is going open up into something truly spectacular, much like the titles allude to. From the haunting voices calling for help on “Radio Depth”, to the eerie and sinister nature of the collaboration track “If You Call That Living”, with noted drone artist Saåad, it's easy to tell there is some kind of hidden, deep sadness running through this mans mind that had to be let go at some point in his career.
He describes this album as “a night journey through a forest of experiences, towards a pale dawn which brings relief. This is a collection of hidden scenes from our life, where every song tells a different story.” What are these secrets locked away, hidden in the deep forest of his mind, that take Patryk on a journey that is filled with images of both beauty and horror? Listening to this for the first time, there was a shroud of mystery surrounding it, like a bottomless, abyssal ocean, that left me wanting to know more. With an opportunity to ask him a couple of questions, he explained to me in great detail his approach and influence for the album that took eight long months to record. “I needed to put somewhere whole, the sick emotions oscillating around me, to put somewhere the pain, helplessness, and some kind of isolation with my problem.” The meaning to several of these tracks are understandably quite personal for him. Turning these words and thoughts into sounds, or vice versa, can be such a difficult process for a musician. Yet over the course of the albums birth, it's clear that he not only tries to shed those inner demons that influenced the project in the first place, but also mentions finding hope that many in the same position look for, in the centerpiece of the album, “You Know That Place”.

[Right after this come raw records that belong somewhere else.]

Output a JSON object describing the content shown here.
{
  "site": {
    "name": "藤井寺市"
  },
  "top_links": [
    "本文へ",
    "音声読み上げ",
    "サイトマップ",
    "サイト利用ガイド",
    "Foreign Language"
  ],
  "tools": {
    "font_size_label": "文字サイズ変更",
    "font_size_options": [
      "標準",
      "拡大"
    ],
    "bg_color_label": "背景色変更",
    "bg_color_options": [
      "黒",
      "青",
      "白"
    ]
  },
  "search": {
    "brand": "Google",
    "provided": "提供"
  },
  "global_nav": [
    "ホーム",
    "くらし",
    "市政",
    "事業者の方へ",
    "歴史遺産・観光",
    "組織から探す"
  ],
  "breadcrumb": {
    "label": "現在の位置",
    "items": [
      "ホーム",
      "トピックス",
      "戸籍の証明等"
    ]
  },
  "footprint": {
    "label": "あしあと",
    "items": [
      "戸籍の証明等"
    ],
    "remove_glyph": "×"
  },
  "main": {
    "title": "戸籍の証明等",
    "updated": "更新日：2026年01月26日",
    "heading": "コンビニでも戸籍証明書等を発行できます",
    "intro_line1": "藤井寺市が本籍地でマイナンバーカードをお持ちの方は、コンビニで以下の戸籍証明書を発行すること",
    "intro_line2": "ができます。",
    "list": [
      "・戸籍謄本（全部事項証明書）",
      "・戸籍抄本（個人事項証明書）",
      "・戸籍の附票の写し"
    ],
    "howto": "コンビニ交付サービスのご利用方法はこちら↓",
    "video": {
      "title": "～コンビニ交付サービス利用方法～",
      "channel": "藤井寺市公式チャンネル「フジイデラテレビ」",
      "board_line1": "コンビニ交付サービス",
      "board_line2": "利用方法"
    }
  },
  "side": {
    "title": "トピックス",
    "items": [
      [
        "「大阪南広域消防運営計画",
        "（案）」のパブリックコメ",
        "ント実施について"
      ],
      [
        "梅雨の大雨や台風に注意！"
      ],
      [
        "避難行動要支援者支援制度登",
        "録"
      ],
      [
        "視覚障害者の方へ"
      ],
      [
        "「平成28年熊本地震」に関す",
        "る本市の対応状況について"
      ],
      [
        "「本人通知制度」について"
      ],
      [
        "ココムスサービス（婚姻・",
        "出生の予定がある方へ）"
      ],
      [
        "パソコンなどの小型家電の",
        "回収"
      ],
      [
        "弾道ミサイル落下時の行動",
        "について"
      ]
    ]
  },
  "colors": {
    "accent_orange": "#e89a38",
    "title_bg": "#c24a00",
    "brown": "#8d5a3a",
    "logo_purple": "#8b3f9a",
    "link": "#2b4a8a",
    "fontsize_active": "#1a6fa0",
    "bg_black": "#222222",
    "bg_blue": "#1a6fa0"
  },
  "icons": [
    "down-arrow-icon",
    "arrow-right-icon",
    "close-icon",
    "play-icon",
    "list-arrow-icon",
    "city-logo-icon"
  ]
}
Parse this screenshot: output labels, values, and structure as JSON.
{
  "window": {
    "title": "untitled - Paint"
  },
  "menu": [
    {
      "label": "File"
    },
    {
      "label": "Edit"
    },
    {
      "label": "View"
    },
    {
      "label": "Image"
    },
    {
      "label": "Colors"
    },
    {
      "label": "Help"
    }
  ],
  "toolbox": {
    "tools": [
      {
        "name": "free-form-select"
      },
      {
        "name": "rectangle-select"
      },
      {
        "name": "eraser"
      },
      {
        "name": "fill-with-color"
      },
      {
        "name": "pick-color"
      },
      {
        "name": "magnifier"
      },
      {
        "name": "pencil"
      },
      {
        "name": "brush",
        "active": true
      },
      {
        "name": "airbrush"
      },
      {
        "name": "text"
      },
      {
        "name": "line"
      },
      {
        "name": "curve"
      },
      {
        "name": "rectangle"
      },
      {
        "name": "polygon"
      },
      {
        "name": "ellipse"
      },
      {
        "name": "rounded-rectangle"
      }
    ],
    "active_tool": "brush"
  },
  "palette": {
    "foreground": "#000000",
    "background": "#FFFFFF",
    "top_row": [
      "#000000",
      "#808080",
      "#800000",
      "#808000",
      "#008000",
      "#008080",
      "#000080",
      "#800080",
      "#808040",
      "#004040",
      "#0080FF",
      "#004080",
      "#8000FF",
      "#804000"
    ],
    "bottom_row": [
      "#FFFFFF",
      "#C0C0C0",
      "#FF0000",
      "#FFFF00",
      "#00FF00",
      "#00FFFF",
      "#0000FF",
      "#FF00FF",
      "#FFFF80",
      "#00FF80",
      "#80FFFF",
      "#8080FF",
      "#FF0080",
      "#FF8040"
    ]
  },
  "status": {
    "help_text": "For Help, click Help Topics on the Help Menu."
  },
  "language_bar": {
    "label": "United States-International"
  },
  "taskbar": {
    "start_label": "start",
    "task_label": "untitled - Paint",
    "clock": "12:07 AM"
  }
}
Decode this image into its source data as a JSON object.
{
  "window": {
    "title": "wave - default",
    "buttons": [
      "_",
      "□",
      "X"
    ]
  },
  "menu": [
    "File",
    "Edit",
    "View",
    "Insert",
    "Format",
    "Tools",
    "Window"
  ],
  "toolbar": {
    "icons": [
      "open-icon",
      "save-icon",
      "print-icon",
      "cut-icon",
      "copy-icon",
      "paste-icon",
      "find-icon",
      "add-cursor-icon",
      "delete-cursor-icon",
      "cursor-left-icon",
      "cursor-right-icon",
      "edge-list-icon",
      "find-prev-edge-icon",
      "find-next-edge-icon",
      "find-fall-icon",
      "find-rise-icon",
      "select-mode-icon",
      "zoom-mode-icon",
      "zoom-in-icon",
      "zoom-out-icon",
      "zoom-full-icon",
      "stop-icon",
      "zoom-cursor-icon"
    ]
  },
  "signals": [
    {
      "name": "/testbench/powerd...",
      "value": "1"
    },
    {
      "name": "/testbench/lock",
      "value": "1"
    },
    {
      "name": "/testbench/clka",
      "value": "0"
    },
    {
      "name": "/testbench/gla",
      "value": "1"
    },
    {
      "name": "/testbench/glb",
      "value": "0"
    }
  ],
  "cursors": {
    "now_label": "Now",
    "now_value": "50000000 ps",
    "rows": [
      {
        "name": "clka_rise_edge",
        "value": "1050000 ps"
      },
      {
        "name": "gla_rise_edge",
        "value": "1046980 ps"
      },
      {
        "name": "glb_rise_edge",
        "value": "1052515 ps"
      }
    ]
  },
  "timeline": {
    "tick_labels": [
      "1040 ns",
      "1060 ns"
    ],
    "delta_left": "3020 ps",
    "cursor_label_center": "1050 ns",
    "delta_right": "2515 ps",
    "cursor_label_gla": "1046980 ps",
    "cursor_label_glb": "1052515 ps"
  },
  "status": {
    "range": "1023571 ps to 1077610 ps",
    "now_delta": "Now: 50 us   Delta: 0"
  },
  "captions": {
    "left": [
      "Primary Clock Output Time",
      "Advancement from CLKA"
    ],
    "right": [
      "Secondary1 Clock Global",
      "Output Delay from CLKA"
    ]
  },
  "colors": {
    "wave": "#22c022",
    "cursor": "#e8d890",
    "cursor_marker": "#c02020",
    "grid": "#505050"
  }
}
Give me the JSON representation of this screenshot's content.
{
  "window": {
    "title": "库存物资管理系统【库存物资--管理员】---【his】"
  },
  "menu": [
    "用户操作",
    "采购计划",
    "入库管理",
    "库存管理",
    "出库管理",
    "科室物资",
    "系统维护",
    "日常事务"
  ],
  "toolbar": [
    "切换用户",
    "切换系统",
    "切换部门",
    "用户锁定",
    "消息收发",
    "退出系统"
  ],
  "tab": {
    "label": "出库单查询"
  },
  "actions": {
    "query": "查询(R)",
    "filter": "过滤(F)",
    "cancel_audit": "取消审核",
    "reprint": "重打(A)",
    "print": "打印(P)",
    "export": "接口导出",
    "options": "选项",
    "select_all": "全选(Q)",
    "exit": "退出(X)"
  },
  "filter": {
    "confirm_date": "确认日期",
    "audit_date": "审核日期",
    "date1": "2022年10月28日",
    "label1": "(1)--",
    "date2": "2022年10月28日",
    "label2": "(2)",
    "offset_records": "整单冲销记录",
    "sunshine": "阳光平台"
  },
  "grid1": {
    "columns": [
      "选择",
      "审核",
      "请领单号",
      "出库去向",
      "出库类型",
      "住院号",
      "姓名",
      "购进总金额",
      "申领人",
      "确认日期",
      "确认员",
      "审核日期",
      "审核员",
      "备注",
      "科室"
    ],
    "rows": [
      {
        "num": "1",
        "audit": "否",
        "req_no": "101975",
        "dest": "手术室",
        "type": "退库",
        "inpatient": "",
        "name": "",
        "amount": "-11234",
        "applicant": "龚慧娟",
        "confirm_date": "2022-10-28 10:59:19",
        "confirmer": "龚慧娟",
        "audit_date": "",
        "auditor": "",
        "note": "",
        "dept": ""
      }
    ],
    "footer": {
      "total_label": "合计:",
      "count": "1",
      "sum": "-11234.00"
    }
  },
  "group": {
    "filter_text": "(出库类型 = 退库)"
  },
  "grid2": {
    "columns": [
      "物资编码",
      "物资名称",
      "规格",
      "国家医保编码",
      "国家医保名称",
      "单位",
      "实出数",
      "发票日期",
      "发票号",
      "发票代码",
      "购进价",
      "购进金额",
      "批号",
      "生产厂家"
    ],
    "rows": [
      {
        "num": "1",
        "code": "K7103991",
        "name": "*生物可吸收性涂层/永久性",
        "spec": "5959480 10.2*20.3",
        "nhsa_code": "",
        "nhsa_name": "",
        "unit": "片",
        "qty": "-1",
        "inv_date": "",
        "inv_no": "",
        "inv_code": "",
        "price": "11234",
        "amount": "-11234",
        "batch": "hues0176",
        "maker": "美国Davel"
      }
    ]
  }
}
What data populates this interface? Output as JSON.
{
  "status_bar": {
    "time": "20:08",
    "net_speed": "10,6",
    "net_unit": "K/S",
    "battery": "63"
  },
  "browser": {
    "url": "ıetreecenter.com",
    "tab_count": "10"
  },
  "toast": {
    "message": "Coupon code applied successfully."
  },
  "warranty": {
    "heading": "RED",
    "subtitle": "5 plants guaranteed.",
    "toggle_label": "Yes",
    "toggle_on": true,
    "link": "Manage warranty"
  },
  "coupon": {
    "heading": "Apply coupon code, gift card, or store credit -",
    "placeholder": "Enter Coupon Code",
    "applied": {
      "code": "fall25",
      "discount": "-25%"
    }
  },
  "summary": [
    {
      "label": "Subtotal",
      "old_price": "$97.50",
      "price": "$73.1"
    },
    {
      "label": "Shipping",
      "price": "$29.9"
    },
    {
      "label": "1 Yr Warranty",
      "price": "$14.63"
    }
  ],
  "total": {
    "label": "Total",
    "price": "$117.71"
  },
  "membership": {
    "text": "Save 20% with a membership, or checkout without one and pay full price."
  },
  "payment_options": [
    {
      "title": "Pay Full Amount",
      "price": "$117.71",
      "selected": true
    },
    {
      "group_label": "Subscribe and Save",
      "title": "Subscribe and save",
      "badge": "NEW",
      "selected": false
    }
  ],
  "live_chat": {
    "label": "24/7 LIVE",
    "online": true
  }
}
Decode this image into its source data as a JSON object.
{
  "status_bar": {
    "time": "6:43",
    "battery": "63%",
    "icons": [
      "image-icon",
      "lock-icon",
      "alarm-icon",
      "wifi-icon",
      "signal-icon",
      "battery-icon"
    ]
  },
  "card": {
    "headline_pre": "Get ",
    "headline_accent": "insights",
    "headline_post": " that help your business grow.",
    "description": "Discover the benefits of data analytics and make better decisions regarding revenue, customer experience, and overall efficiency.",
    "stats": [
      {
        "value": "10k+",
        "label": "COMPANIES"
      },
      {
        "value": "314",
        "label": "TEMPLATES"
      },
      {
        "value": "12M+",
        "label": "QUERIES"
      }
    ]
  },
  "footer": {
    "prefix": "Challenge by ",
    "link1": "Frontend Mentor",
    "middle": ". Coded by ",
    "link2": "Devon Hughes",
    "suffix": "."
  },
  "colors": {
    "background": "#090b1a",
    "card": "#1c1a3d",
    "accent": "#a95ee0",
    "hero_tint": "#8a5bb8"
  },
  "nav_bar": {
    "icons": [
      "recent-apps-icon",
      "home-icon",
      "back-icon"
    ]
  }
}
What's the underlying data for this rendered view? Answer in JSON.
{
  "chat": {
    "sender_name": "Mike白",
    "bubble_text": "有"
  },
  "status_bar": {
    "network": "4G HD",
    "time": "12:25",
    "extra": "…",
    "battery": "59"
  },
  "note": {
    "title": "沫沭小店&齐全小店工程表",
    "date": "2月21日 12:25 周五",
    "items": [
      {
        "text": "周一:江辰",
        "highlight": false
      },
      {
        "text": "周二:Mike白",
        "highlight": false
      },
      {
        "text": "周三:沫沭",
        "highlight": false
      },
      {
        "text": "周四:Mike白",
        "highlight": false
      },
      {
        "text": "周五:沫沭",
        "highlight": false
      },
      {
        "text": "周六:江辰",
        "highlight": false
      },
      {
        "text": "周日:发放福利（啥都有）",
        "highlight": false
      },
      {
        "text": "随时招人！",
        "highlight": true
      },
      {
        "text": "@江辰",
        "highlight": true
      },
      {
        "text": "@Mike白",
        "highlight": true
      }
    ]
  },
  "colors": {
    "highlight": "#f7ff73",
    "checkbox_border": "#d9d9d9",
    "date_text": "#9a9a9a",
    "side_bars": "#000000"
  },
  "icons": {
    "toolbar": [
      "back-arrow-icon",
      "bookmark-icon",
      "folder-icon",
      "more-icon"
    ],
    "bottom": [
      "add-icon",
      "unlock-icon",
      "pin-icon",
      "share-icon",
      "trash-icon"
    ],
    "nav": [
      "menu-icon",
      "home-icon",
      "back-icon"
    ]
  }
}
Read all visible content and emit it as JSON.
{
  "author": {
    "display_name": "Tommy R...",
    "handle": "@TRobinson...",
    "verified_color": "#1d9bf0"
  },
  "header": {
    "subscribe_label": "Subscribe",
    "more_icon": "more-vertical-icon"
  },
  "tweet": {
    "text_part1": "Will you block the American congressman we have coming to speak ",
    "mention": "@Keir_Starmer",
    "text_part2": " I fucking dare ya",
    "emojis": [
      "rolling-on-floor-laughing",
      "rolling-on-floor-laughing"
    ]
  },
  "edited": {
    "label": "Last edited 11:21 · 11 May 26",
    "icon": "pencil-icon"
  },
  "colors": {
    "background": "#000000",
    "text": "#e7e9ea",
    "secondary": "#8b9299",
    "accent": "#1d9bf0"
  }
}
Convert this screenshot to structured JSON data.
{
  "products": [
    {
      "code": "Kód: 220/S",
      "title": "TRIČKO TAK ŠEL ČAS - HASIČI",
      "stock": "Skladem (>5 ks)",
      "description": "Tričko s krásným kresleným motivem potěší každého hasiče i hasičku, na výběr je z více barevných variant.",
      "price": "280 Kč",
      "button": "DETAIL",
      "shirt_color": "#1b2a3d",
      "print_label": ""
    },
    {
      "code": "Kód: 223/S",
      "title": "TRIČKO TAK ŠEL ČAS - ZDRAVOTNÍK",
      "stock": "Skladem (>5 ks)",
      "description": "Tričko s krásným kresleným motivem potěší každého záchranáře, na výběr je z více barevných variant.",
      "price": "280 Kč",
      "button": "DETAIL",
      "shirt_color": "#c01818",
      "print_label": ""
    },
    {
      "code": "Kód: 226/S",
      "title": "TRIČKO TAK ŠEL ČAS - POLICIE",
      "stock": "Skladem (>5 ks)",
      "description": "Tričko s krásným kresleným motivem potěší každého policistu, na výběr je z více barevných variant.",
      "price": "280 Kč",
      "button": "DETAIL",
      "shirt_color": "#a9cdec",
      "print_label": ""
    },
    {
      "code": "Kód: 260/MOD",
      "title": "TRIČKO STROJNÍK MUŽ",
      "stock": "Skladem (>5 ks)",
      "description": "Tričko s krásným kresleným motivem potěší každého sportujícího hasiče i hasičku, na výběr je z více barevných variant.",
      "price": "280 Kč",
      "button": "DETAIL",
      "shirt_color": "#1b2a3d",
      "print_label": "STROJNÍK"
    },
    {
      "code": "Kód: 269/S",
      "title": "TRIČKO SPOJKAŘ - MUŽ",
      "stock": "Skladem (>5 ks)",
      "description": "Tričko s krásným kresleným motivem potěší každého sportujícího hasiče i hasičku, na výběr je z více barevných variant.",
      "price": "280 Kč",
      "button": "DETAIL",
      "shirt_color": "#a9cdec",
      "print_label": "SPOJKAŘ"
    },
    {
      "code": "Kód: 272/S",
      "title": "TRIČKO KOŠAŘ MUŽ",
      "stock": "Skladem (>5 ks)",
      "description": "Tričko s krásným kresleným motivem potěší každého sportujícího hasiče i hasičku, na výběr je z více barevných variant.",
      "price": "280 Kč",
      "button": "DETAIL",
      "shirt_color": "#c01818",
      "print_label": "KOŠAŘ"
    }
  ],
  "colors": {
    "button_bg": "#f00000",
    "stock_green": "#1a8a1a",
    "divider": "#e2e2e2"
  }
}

While the story unfolds track to track, starting with the obvious dark, troubling atmospheric vibes of “Void's Anatomy” and working its way towards a more relaxing, ethereal and warm state of mind on “Warm Like December's Sun”, the album, much like the man himself, comes full circle. The thicker layers of drone begin to strip away and are replaced with pure ambient bliss. The album is very fluid and balanced and is not really dominated by any one aspect. The grainy synthesizer, the electronic textures and the heavy walls of noise all come together perfectly. This is what headphone music is all about. Even if you don't know the back story of the man himself, it's easy to notice even after one spin of Hidden Scenes
, that full heart was put into this release that make it feel both incredibly genuine and surprisingly disturbing. What's great is that it's so open to interpretation, and it's very easy to dismiss the flaws and focus on the rich environment the album produces.
It's a hell of a thing to watch an artist you have known for a while come into their full potential. There's a new side, depth and attitude to Patryk that had not been seen before on previous works. What's changed is the ability leave behind the burdening emotions that come with life. Leaving it all on this album, I feel Hidden Scenes
is going to the the defining moment in his career. A truly honest, sincere and unsettling album, one that's sure to leave a lasting mark on the genre for several years to come.